At the start of every season, the FA introduces new rules – and this season was no different. However this year, a change to loan market regulations could have massive implications for many lower league clubs.
In previous seasons, a club facing an injury crisis – or looking to add some fresh faces for a late promotion push – simply had to ring up one of their manager’s many contacts from the Championship or, if they were lucky, the Premier League, and borrow an under-21 player who would otherwise be developing their skills in glorified friendlies on the training ground every week.
Similarly, a club in Leagues One or Two would benefit from loaning out youngsters to non-league teams, in order for them to gain some first-team match experience of which there is no real substitute for. David Fitzpatrick and Toyosi Olusanya, at Torquay and Kingstonian respectively, are examples of how we have looked to use that system ourselves this campaign.
However, that option is no more and in fact, Fitzpatrick’s loan had to be cut short because of the new laws. Now, clubs in the lower leagues have to do all their business inside the dedicated August and January transfer windows.
This is actually great news for us, and has strengthened our position in the league, as we can reap the rewards of our long-term strategy that prioritised funding the Academy at the expense of an increased first-team wage budget. Players such as Fitzpatrick, instead of being farmed out or forgotten about on the sidelines, can now fight for a place in our matchday squad.
The benefits of having young, homegrown, and hungry players, ready to push for a first-team place, can not be underestimated – and neither can the importance of Academy funding.
For example, Jack Midson’s winner against Fleetwood Town, back in April 2013, is remembered as possibly one of the most important AFC Wimbledon goals since our rebirth in 2002. But not only did the goal save us from a return to the National League, which year-on-year is the hardest division from which to gain promotion, but it meant we saved our Central Funding from the Premier League, which provides £340,000 towards our Academy – just over half of our budgeted running costs.
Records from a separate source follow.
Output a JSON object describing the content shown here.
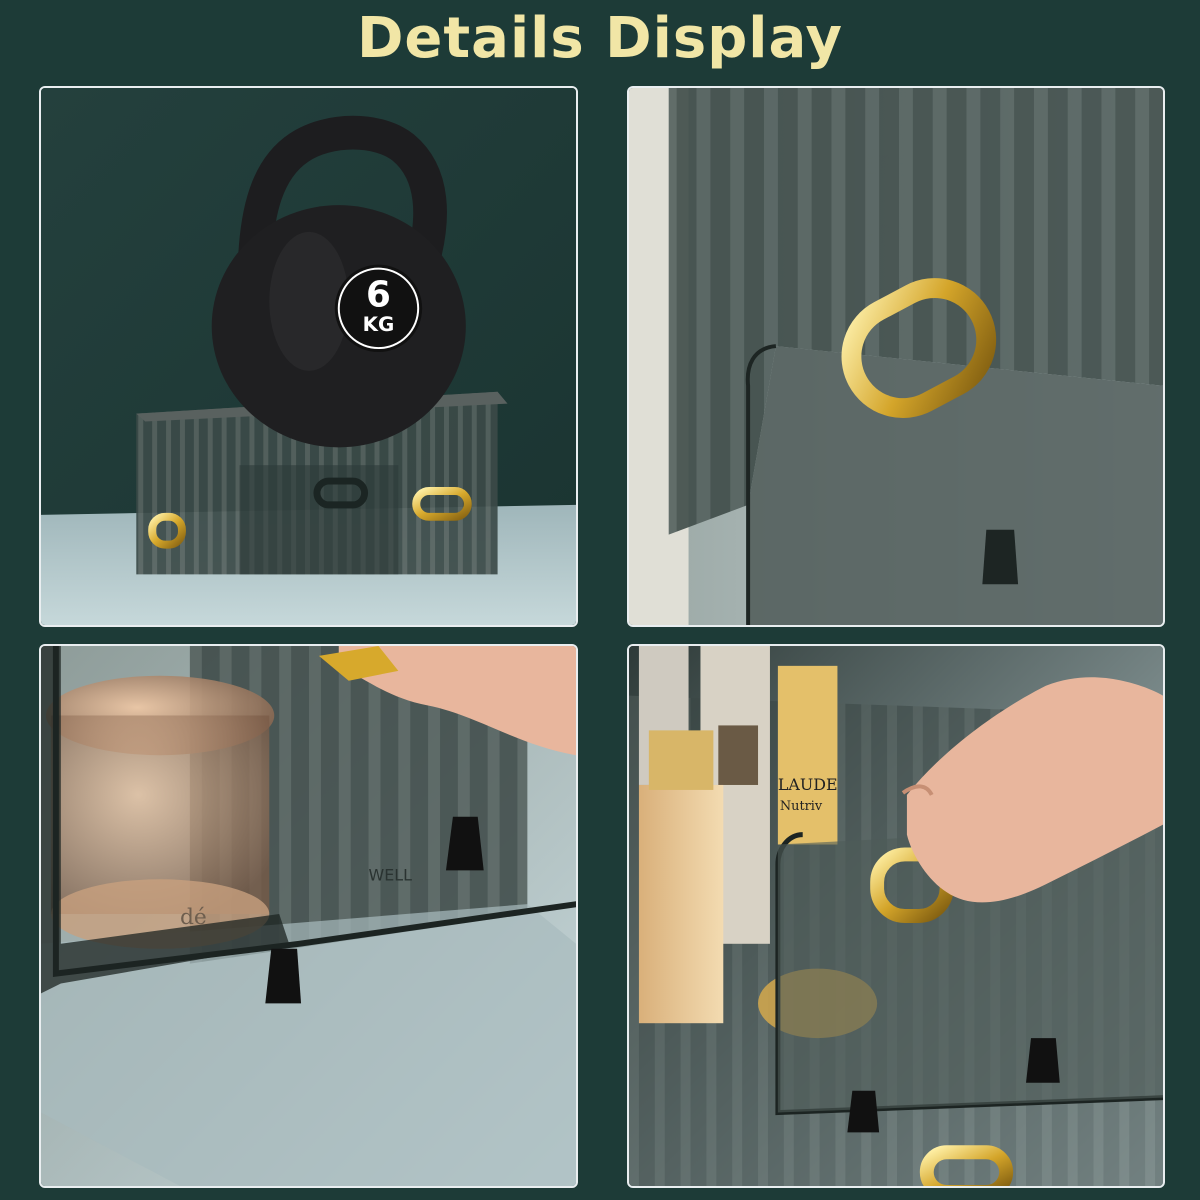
{
  "header": {
    "title": "Details Display"
  },
  "panels": {
    "weight": {
      "number": "6",
      "unit": "KG"
    },
    "cosmetics": {
      "brand_left": "dé",
      "brand_right": "LAUDE",
      "sub_right": "Nutriv",
      "bottle_text": "WELL"
    }
  },
  "colors": {
    "background": "#1d3b37",
    "title": "#f1e6a6",
    "border": "#e9eef0",
    "gold": "#d7a92c"
  }
}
The rewards of maintaining that funding have already been felt: Ryan Sweeney’s appearances in the first-team, and subsequent sale to Stoke; and now fresh-faced youngsters, such as Alfie Egan, are finding themselves named in Football League squad lists.
This year, for the second consecutive season, the Under 18s reached the last 16 of the FA Youth Cup, losing out narrowly to Preston North End: 3-2 in extra time. Last season, over 3,000 fans packed out Kingsmeadow to see us lose 4-1 to Chelsea, but the majority of that crowd, like myself, would have been bursting with pride that we had players, that we had produced, competing with a team featuring Swedish and Italian youth internationals.
Of course, we don’t just stumble on this talent, and anyone who visits our training ground on a Saturday or Sunday morning can see our Academy out in force. In the boys squads alone, we now have 164 players, ranging from the Under 7s to the Under 18s. We also now employ 61 staff – nine of which are full-time – that perform roles that range from coaching, operations, scouting, and, most importantly when working with youngsters, education.
I was fortunate this season to interview both Jeremy Sauer, Academy Manager, and Mark Robinson, Academy Head of Coaching. It was a great to be in the presence of people who are responsible for producing our future stars. The passion and determination they showed left me feeling that no matter how bad the odd first-team result can be on a Saturday afternoon, the future we have is bright – and beautiful. Over the past two years, we have seen 12 players sign professional contracts, with the most recent – Anthony Hartigan – potentially the best of the lot.
Reaching Wembley last season, and gaining promotion to League One, was magical. We scored some great goals to help us get there – Jake Reeves’s 25-yarder against York; Tom Elliott’s shot into the top corner at Notts County – but my favourite was Tom Beere’s against Accrington Stanley, in the first leg of the play-off semi-final.
In such an important game and tense atmosphere, Neal Ardley had the confidence to bring Beere on – with just five minutes to go. I had seen Tom playing in front of no more than 100 fans, made up mostly of family members and scouts, at Merstham in the Under 21 Development League. He had just returned from a loan spell at Hampton & Richmond, and yet just months later, he is scoring a vital goal in front of a sell-out crowd, live on Sky Sports. Incredible.
Hopes and dreams
My vision for the future is a Wimbledon squad of which 40 per cent is made-up of homegrown players. This will mean we have players who know our identity and values, along with the benefit of providing us with additional funds to our budget, helping us produce a strong squad capable of holding its own and, potentially, reaching the Championship – once we are back at Plough Lane.
So next time you are feeling down about the first team losing a game, pick yourself up by heading down to our training ground in New Malden, and watch our Academy players learning the trade. Trust me, you can get as much pleasure seeing a young Anthony Hartigan scoring a goal as you can from Lyle Taylor netting a beauty at Kingsmeadow … and in a few years time, you could be seeing that player at Plough Lane, singing, “He’s one of our own” …
A version of this article first appeared in the WUP fanzine in February 2017 – http://www.wupgb.co.uk
// Stuart Deacons – @stuartddeacons